That’s been given an enthusiastic welcome by residents and is a strong sign that the uni is at long last acknowledging it doesn’t exist in a bubble.

Traffic
But it should not blind us to the bigger picture. Slowing down traffic along one road while proposing to encourage 1,000+ more cars a day to join the jam is not a solution.

*Where are the ideas for major park and ride initiatives that could cut traffic coming in to the area (the uni manages to operate just such an initiative from Stoneleigh Park when it has an open day for intending students and families)?

*What progress is there on the much talked about relief road coming off the A46 to access the uni south of Gibbet Hill ?

*Why is there no plan for exploiting transport links offered by the newly-opened Kenilworth rail station, as proposed by the Green Party. And why is little more than lip-service paid to developing credible cycle routes.

*And most crucially, why has the uni’s car-share initiative failed so dismally when other universities have achieved outstanding results? The uni’s own traffic experts have confirmed that all major road junctions in the locality are at, or over, capacity. Saturated to the point of mass congestion at times.

READ ON
This is not news to local residents who struggle to get to and from their homes especially at peak times.

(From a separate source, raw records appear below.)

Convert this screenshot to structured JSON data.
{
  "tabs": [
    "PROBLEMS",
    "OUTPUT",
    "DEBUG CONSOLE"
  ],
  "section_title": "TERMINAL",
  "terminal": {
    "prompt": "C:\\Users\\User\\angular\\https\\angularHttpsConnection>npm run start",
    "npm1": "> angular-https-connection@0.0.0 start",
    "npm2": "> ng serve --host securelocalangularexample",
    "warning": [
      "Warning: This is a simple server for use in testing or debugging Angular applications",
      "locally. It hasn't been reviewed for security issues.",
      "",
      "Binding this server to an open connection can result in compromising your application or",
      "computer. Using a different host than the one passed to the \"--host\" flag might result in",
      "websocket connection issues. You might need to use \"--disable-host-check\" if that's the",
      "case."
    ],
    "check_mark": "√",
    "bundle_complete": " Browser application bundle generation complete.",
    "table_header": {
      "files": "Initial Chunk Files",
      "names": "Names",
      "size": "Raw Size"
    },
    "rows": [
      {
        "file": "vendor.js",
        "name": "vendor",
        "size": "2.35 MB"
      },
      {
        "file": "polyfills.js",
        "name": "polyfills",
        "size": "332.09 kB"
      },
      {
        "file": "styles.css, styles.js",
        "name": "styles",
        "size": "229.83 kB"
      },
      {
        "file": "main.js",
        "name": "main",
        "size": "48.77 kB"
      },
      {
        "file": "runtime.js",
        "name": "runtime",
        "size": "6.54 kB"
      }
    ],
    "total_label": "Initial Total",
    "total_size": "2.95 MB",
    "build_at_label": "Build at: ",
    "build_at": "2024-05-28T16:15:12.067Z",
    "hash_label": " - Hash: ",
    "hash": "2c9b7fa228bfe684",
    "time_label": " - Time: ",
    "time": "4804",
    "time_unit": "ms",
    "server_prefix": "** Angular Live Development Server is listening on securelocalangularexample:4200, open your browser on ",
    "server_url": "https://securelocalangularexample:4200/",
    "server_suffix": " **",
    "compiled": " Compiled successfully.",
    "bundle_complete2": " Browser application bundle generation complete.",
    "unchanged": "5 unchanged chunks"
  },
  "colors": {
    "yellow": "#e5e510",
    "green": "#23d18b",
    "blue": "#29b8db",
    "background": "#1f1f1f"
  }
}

Some 67 percent of Warwick University’s current traffic are single occupancy cars and has been so for the past ten years. This is a luxury for staff but is a burden for residents.

Other leading universities around the country, starting from the same figure, have reduced their single occupancy staff cars to 30 and 35 percent using effective staff car-share schemes. Warwick University has been asked how many of its 6300 staff (nearly half of whom live outside Coventry, particularly in the Warwick/Leamington area) car-share, but have declined to reply. It appears most staff regularly decline to participate.

If Warwick did manage car-sharing as effectively as other universities it would need 2000 fewer car parking spaces now and not 1030 more. This could mean a difference of 6000 fewer car journeys on our local roads each weekday. Imagine the difference that would make not just to residents of surrounding roads but to major feeder roads like the A45, A46, Kenilworth and Stoneleigh Roads.

Sadly, the Council’s track record where the university is concerned suggests it will give it the green light to increase the traffic burden and approve the plans. But maybe not if enough people object. Resident-power achieved a small victory in getting agreement for traffic calming in Cannon Hill Road. Now we need to shout even louder to get the council to show the red light.

*You could also show the strength of opposition by attending the planning meeting, which is being held at the Council House, at 2pm on November 15. Members of the Cannon Park Community Association will meet on the steps of the main entrance in Earl Street at 1.30pm. Please join them.
Posted 3 November 2018